Judge says no to Lesser Prairie-Chicken listing
An attempt to list the Lesser Prairie-Chicken by the U.S. Fish & Wildlife Service as threatened under the Endangered Species Act has been invalidated because the agency didn’t consider conservation efforts of Texas landowners, a district court judge in Midland has ruled.
“Basically, the court said Fish & Wildlife didn’t analyze the impact of voluntary conservation efforts of landowners in protecting a valuable wildlife resource,” said Texas Farm Bureau (TFB) President Russell Boening. “This is an ongoing issue that the judge addressed. It’s a great victory for agriculture and private land owners.”
Listing the Lesser Prairie-Chicken as threatened was one step away from a listing of endangered, which would have severely threatened normal farming and ranching practices in the bird’s habitat.
Although not involved as a plaintiff in this case, Texas Farm Bureau is actively involved in another suit regarding the Lesser Prairie-Chicken. It has also actively worked with landowners in West Texas in developing conservation initiatives.
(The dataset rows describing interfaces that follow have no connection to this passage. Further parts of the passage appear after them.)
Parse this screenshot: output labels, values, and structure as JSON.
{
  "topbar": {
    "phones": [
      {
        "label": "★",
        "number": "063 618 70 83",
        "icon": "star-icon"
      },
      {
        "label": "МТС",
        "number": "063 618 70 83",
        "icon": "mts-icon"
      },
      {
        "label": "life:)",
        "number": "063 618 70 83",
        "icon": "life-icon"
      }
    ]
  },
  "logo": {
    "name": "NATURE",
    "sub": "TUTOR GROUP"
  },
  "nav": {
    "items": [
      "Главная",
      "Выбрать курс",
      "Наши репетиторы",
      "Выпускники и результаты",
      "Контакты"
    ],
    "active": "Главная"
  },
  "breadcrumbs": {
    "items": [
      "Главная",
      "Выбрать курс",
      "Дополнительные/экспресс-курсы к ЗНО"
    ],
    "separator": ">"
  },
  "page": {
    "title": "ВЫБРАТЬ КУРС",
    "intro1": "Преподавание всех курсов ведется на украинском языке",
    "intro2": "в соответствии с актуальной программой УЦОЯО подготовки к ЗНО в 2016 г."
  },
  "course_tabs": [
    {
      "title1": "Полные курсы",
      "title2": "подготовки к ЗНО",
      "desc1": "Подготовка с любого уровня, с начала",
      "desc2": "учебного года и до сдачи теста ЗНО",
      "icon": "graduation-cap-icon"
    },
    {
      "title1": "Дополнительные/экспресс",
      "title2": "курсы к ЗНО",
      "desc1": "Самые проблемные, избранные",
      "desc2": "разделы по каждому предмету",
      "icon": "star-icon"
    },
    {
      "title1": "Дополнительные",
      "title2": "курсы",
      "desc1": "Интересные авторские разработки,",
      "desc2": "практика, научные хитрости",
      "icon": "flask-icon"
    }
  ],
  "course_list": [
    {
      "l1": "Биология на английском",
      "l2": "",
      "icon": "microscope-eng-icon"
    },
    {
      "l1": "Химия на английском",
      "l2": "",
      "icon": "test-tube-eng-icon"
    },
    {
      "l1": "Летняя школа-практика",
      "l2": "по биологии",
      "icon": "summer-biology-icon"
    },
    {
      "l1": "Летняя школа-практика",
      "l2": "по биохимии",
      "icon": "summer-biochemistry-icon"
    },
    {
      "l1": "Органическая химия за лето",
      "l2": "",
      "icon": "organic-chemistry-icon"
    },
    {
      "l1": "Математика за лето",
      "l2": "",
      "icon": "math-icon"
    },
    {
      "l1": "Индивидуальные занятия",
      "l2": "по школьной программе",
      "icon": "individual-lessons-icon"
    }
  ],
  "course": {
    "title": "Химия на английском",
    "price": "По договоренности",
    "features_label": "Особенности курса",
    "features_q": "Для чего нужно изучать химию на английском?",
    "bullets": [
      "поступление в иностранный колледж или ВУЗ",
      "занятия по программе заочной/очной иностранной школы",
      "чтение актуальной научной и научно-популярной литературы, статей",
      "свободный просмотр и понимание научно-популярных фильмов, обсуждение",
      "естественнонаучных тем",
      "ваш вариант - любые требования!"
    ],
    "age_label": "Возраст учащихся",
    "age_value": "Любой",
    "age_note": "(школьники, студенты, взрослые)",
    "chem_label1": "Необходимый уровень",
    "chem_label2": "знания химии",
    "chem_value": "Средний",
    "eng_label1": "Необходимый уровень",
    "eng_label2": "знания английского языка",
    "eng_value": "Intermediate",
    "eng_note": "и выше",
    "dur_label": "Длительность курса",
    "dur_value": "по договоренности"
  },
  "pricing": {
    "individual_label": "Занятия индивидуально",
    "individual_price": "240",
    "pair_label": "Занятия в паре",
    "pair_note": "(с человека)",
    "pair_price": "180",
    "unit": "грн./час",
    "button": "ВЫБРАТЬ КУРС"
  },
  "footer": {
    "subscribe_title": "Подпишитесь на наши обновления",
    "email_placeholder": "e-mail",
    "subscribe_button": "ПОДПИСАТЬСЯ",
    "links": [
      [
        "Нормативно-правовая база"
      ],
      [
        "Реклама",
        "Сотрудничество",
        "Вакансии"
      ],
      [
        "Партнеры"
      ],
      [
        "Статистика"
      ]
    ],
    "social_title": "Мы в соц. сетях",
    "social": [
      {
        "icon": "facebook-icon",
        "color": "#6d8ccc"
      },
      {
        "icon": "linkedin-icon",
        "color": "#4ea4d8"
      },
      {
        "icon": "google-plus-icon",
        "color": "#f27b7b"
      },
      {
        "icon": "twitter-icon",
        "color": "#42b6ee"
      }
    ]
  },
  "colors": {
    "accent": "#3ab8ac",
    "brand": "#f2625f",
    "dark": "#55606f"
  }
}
“The combination of replenishing rains and strategic habitat management practices by landowners, we believe, has boosted numbers of this bird,” Boening said. “This ruling serves as a warning that these efforts need to be considered before attempts for listing species as threatened or endangered are made.”